Tuesday, February 2, 2016
‘Informed consent’ bill heads to governor’s desk
The state Senate gave final passage of “informed consent” legislation, also known as Senate Bill 4, as amended by the House of Representatives by a 33-5 vote today. Sen. Dorsey Ridley, D-Henderson, voted yes.
On Thursday, the House amended SB 4 to include the video conference option, known as “telehealth.” Backers of the House amendment said the telehealth provision would eliminate the burden of women having to make an extra trip to a clinic that provides abortions. Rep. Lynn Bechler, R-Marion, voted for the measure Thursday.
“This is a momentous occasion for this body,” said Senate Majority Floor Leader Damon Thayer, R-Georgetown, who said that proponents have pushed for this legislation for 12 years. “Today we will give a voice to those who cannot speak for themselves.”
Sen. Julie Raque Adams, R-Louisville, said women seeking an abortion must already be told about the procedure and its risks, the probable age, child-support laws and agencies that assist women who opt to proceed with their pregnancy. Adams said what SB 4 does is “clarify” this information cannot be relayed just through a telephone conversation.
“I wanted to thank all the pro-life members of this chamber, and the ones over in the House, who have been steadfast in their determination to care, not only for the well-being and health of women, but for the unborn,” said Adams, who introduced the legislation.
Senate Minority Whip Julian Carroll, D-Frankfort, voted for the measure and thanked his colleagues who also supported SB 4.
“This clearly reflects the opinion of a number of us in my party … ,” Carroll said. “We are quite pleased this legislation has now passed both the House and Senate to protect the unborn in Kentucky.”
Sen. Reginald Thomas, D-Lexington, said he voted against SB 4 because it is unnecessary. He then cited studies that found the majority of women receiving abortions are college educated.

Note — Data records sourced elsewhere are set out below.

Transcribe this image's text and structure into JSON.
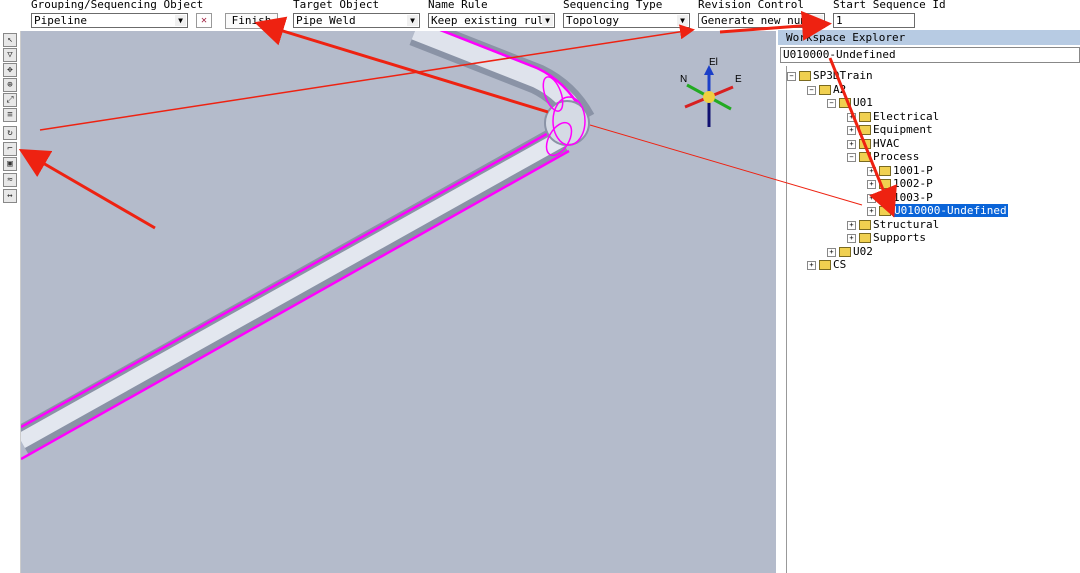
{
  "toolbar": {
    "grouping_label": "Grouping/Sequencing Object",
    "grouping_value": "Pipeline",
    "close_glyph": "✕",
    "finish_label": "Finish",
    "target_label": "Target Object",
    "target_value": "Pipe Weld",
    "name_rule_label": "Name Rule",
    "name_rule_value": "Keep existing rule",
    "seq_type_label": "Sequencing Type",
    "seq_type_value": "Topology",
    "revision_label": "Revision Control",
    "revision_value": "Generate new numbe",
    "start_seq_label": "Start Sequence Id",
    "start_seq_value": "1"
  },
  "left_tools": [
    "select-icon",
    "rotate-icon",
    "pan-icon",
    "zoom-icon",
    "fit-icon",
    "layer-icon",
    "refresh-icon",
    "route-icon",
    "area-icon",
    "measure-icon",
    "dimension-icon"
  ],
  "compass": {
    "n": "N",
    "e": "E",
    "el": "El"
  },
  "explorer": {
    "title": "Workspace Explorer",
    "path": "U010000-Undefined",
    "tree": [
      {
        "label": "SP3DTrain",
        "toggle": "−"
      },
      {
        "label": "A2",
        "toggle": "−"
      },
      {
        "label": "U01",
        "toggle": "−"
      },
      {
        "label": "Electrical",
        "toggle": "+"
      },
      {
        "label": "Equipment",
        "toggle": "+"
      },
      {
        "label": "HVAC",
        "toggle": "+"
      },
      {
        "label": "Process",
        "toggle": "−"
      },
      {
        "label": "1001-P",
        "toggle": "+"
      },
      {
        "label": "1002-P",
        "toggle": "+"
      },
      {
        "label": "1003-P",
        "toggle": "+"
      },
      {
        "label": "U010000-Undefined",
        "toggle": "+"
      },
      {
        "label": "Structural",
        "toggle": "+"
      },
      {
        "label": "Supports",
        "toggle": "+"
      },
      {
        "label": "U02",
        "toggle": "+"
      },
      {
        "label": "CS",
        "toggle": "+"
      }
    ]
  },
  "colors": {
    "viewport_bg": "#b4bbcb",
    "pipe_highlight": "#ff00ff",
    "annotation": "#ee2211",
    "selection": "#0a64d8"
  }
}
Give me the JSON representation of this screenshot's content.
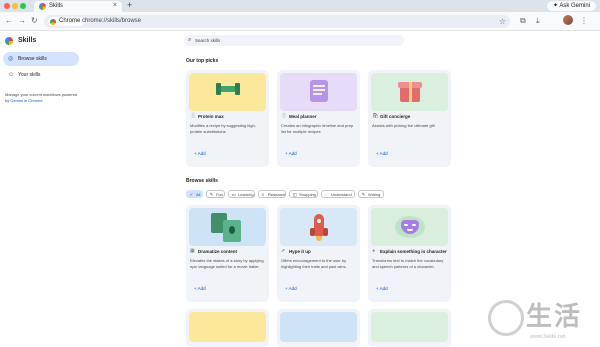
{
  "browser": {
    "tab_title": "Skills",
    "new_tab_icon": "plus-icon",
    "ask_gemini_label": "Ask Gemini",
    "chrome_label": "Chrome",
    "url": "chrome://skills/browse"
  },
  "sidebar": {
    "title": "Skills",
    "items": [
      {
        "label": "Browse skills",
        "icon": "compass-icon",
        "active": true
      },
      {
        "label": "Your skills",
        "icon": "person-icon",
        "active": false
      }
    ],
    "note_prefix": "Manage your current workflows powered by ",
    "note_link": "Gemini in Chrome"
  },
  "search": {
    "placeholder": "Search skills"
  },
  "top_picks": {
    "heading": "Our top picks",
    "cards": [
      {
        "title": "Protein max",
        "icon": "utensils-icon",
        "description": "Modifies a recipe by suggesting high-protein substitutions.",
        "add_label": "+ Add",
        "accent": "#fbe89a"
      },
      {
        "title": "Meal planner",
        "icon": "utensils-icon",
        "description": "Creates an infographic timeline and prep list for multiple recipes",
        "add_label": "+ Add",
        "accent": "#e6dcf7"
      },
      {
        "title": "Gift concierge",
        "icon": "bag-icon",
        "description": "Assists with picking the ultimate gift",
        "add_label": "+ Add",
        "accent": "#dbefdf"
      }
    ]
  },
  "browse": {
    "heading": "Browse skills",
    "filters": [
      {
        "label": "All",
        "icon": "check-icon",
        "selected": true
      },
      {
        "label": "Fun",
        "icon": "pen-icon",
        "selected": false
      },
      {
        "label": "Learning",
        "icon": "book-icon",
        "selected": false
      },
      {
        "label": "Research",
        "icon": "lines-icon",
        "selected": false
      },
      {
        "label": "Shopping",
        "icon": "bag-icon",
        "selected": false
      },
      {
        "label": "Understand",
        "icon": "bulb-icon",
        "selected": false
      },
      {
        "label": "Writing",
        "icon": "pen-icon",
        "selected": false
      }
    ],
    "cards": [
      {
        "title": "Dramatize content",
        "icon": "theater-icon",
        "description": "Elevates the stakes of a story by applying epic language suited for a movie trailer.",
        "add_label": "+ Add",
        "accent": "#cfe3f7"
      },
      {
        "title": "Hype it up",
        "icon": "rocket-icon",
        "description": "Offers encouragement to the user by highlighting their traits and past wins.",
        "add_label": "+ Add",
        "accent": "#d8e8f6"
      },
      {
        "title": "Explain something in character",
        "icon": "mask-icon",
        "description": "Transforms text to match the vocabulary and speech patterns of a character.",
        "add_label": "+ Add",
        "accent": "#d9eedd"
      }
    ]
  },
  "watermark": {
    "text": "生活",
    "url": "www.3elife.net",
    "icon": "watermark-circle-icon"
  }
}
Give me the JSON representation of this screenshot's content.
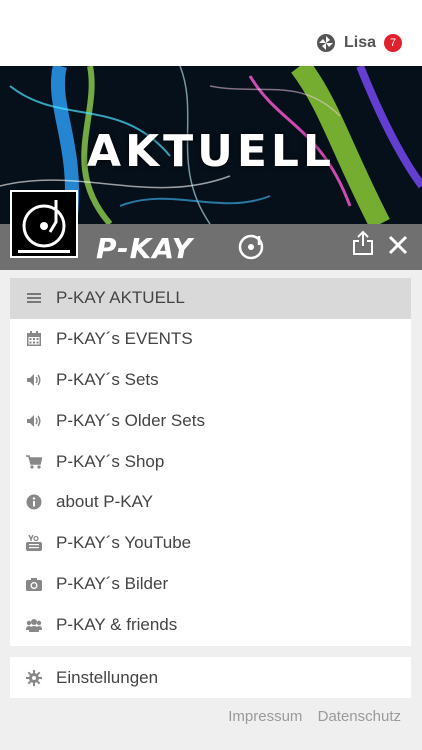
{
  "user": {
    "name": "Lisa",
    "notifications": "7",
    "logo_icon": "swirl-logo-icon"
  },
  "hero": {
    "title": "AKTUELL"
  },
  "brand": {
    "name": "P-KAY",
    "logo_icon": "turntable-logo-icon"
  },
  "actions": {
    "share_icon": "share-icon",
    "close_icon": "close-icon"
  },
  "menu": {
    "items": [
      {
        "label": "P-KAY AKTUELL",
        "icon": "menu-lines-icon",
        "active": true
      },
      {
        "label": "P-KAY´s EVENTS",
        "icon": "calendar-icon"
      },
      {
        "label": "P-KAY´s Sets",
        "icon": "speaker-icon"
      },
      {
        "label": "P-KAY´s Older Sets",
        "icon": "speaker-icon"
      },
      {
        "label": "P-KAY´s Shop",
        "icon": "cart-icon"
      },
      {
        "label": "about P-KAY",
        "icon": "info-icon"
      },
      {
        "label": "P-KAY´s YouTube",
        "icon": "youtube-icon"
      },
      {
        "label": "P-KAY´s Bilder",
        "icon": "camera-icon"
      },
      {
        "label": "P-KAY & friends",
        "icon": "group-icon"
      }
    ]
  },
  "settings": {
    "label": "Einstellungen",
    "icon": "gear-icon"
  },
  "footer": {
    "impressum": "Impressum",
    "datenschutz": "Datenschutz"
  },
  "colors": {
    "badge": "#e0202a",
    "brandbar": "#707070",
    "active_item": "#d9d9d9",
    "background": "#efefef"
  }
}
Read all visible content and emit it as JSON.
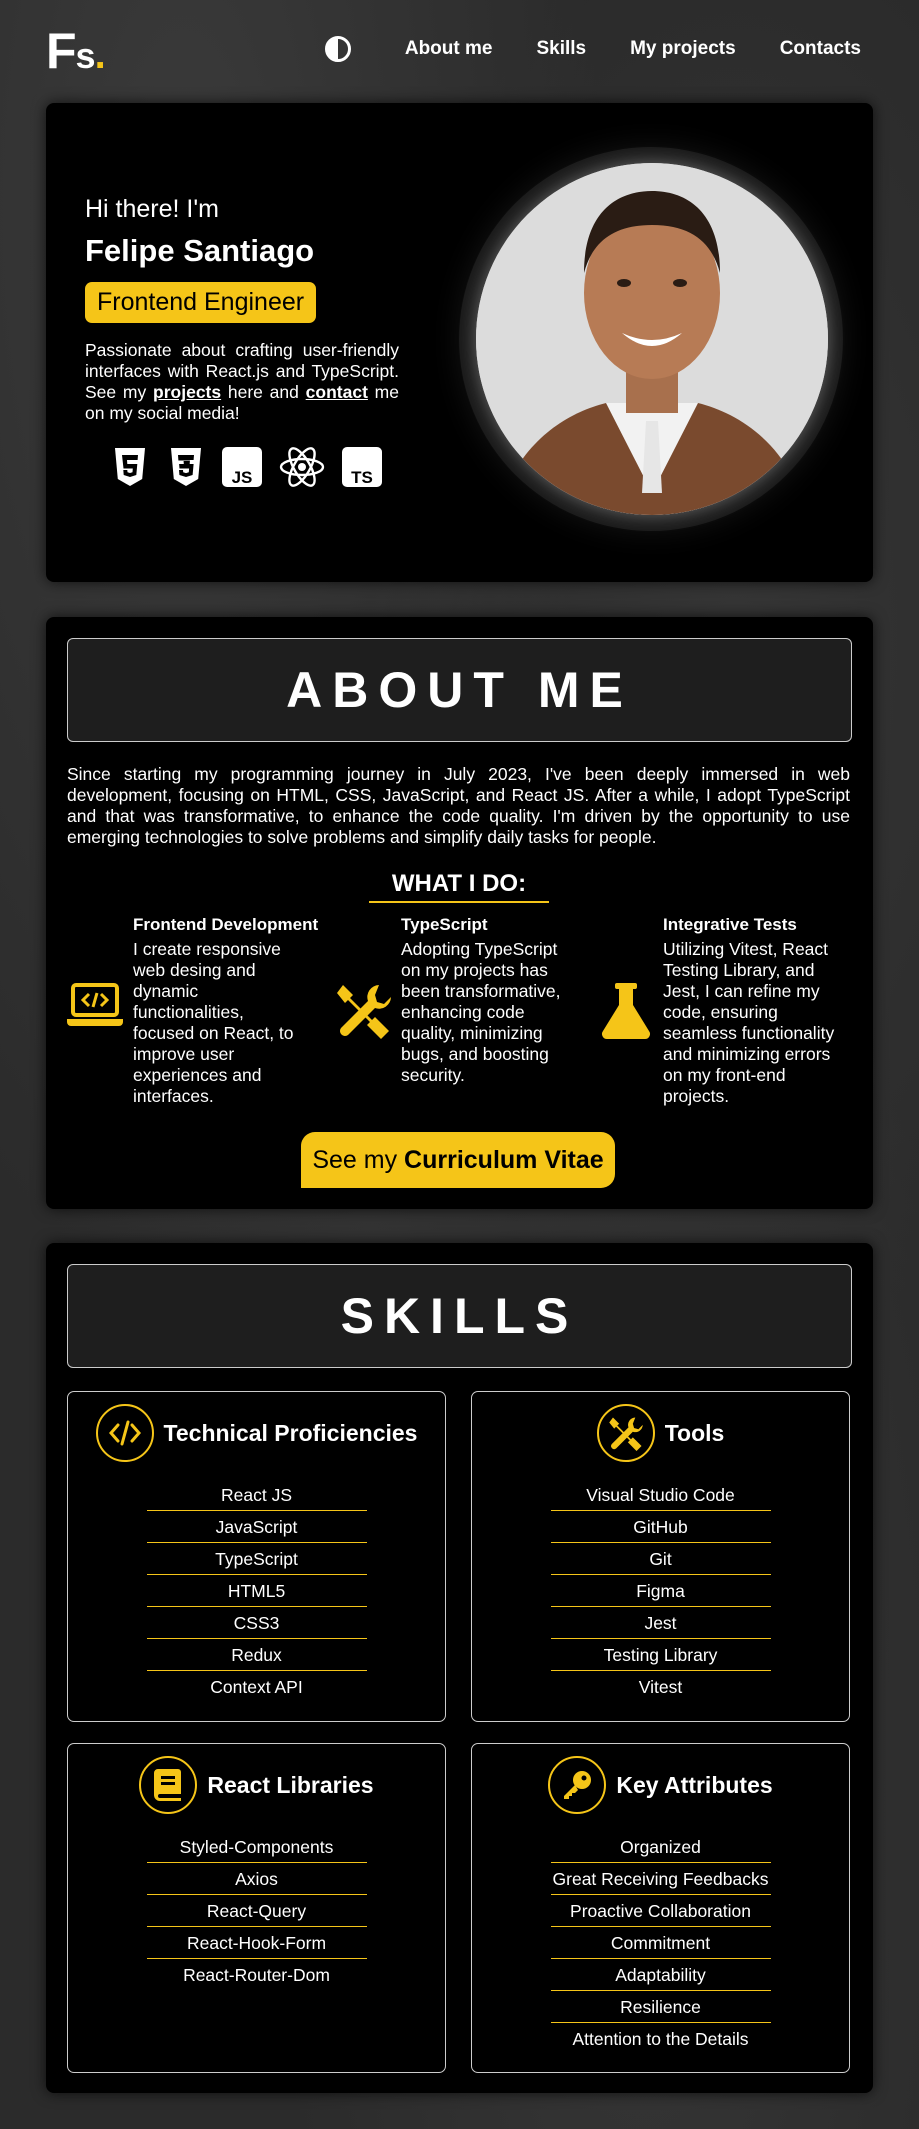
{
  "header": {
    "logo": {
      "letter_f": "F",
      "letter_s": "s",
      "dot": "."
    },
    "nav": [
      "About me",
      "Skills",
      "My projects",
      "Contacts"
    ],
    "theme_icon": "contrast-icon"
  },
  "hero": {
    "greeting": "Hi there! I'm",
    "name": "Felipe Santiago",
    "role": "Frontend Engineer",
    "intro_1": "Passionate about crafting user-friendly interfaces with React.js and TypeScript. See my ",
    "projects_link": "projects",
    "intro_2": " here and ",
    "contact_link": "contact",
    "intro_3": " me on my social media!",
    "tech_icons": [
      "html5-icon",
      "css3-icon",
      "js-icon",
      "react-icon",
      "ts-icon"
    ],
    "tech_labels": {
      "js": "JS",
      "ts": "TS"
    }
  },
  "about": {
    "title": "ABOUT ME",
    "text": "Since starting my programming journey in July 2023, I've been deeply immersed in web development, focusing on HTML, CSS, JavaScript, and React JS. After a while, I adopt TypeScript and that was transformative, to enhance the code quality. I'm driven by the opportunity to use emerging technologies to solve problems and simplify daily tasks for people.",
    "what_i_do": "WHAT I DO:",
    "services": [
      {
        "title": "Frontend Development",
        "desc": "I create responsive web desing and dynamic functionalities, focused on React, to improve user experiences and interfaces.",
        "icon": "laptop-code-icon"
      },
      {
        "title": "TypeScript",
        "desc": "Adopting TypeScript on my projects has been transformative, enhancing code quality, minimizing bugs, and boosting security.",
        "icon": "tools-icon"
      },
      {
        "title": "Integrative Tests",
        "desc": "Utilizing Vitest, React Testing Library, and Jest, I can refine my code, ensuring seamless functionality and minimizing errors on my front-end projects.",
        "icon": "flask-icon"
      }
    ],
    "cv_prefix": "See my ",
    "cv_bold": "Curriculum Vitae"
  },
  "skills": {
    "title": "SKILLS",
    "panels": [
      {
        "title": "Technical Proficiencies",
        "icon": "code-icon",
        "items": [
          "React JS",
          "JavaScript",
          "TypeScript",
          "HTML5",
          "CSS3",
          "Redux",
          "Context API"
        ]
      },
      {
        "title": "Tools",
        "icon": "tools-icon",
        "items": [
          "Visual Studio Code",
          "GitHub",
          "Git",
          "Figma",
          "Jest",
          "Testing Library",
          "Vitest"
        ]
      },
      {
        "title": "React Libraries",
        "icon": "book-icon",
        "items": [
          "Styled-Components",
          "Axios",
          "React-Query",
          "React-Hook-Form",
          "React-Router-Dom"
        ]
      },
      {
        "title": "Key Attributes",
        "icon": "key-icon",
        "items": [
          "Organized",
          "Great Receiving Feedbacks",
          "Proactive Collaboration",
          "Commitment",
          "Adaptability",
          "Resilience",
          "Attention to the Details"
        ]
      }
    ]
  },
  "colors": {
    "accent": "#f5c518",
    "card": "#000000",
    "background": "#2b2b2b"
  }
}
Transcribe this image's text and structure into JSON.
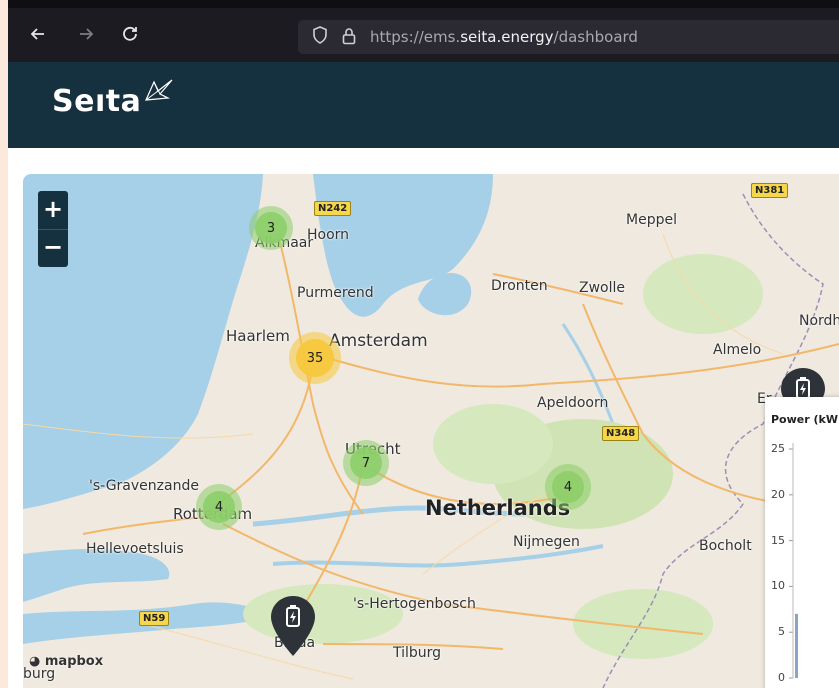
{
  "browser": {
    "back_icon": "arrow-left-icon",
    "forward_icon": "arrow-right-icon",
    "reload_icon": "reload-icon",
    "url_prefix": "https://ems.",
    "url_host": "seita.energy",
    "url_path": "/dashboard"
  },
  "header": {
    "brand": "Seıta"
  },
  "map": {
    "zoom_in": "+",
    "zoom_out": "−",
    "attribution": "mapbox",
    "cities": {
      "alkmaar": "Alkmaar",
      "hoorn": "Hoorn",
      "meppel": "Meppel",
      "purmerend": "Purmerend",
      "dronten": "Dronten",
      "zwolle": "Zwolle",
      "haarlem": "Haarlem",
      "amsterdam": "Amsterdam",
      "nordhorn": "Nordhc",
      "almelo": "Almelo",
      "apeldoorn": "Apeldoorn",
      "er": "Er",
      "utrecht": "Utrecht",
      "gravenzande": "'s-Gravenzande",
      "rotterdam": "Rotterdam",
      "netherlands": "Netherlands",
      "hellevoetsluis": "Hellevoetsluis",
      "nijmegen": "Nijmegen",
      "bocholt": "Bocholt",
      "hertogenbosch": "'s-Hertogenbosch",
      "breda": "Breda",
      "tilburg": "Tilburg",
      "burg": "burg"
    },
    "roads": {
      "n242": "N242",
      "n381": "N381",
      "n348": "N348",
      "n59": "N59"
    },
    "clusters": {
      "alkmaar": "3",
      "amsterdam": "35",
      "utrecht": "7",
      "rotterdam": "4",
      "arnhem": "4"
    }
  },
  "chart_data": {
    "type": "bar",
    "title": "Power (kW",
    "ylim": [
      0,
      25
    ],
    "yticks": [
      "25",
      "20",
      "15",
      "10",
      "5",
      "0"
    ],
    "values": [
      7
    ]
  }
}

“It is obvious these women understand, given their age and education, what it means to be pregnant,” he said. “To require these women to have a conference … to explain the obvious is just ridiculous. I see no reason, no purpose, for this legislation.”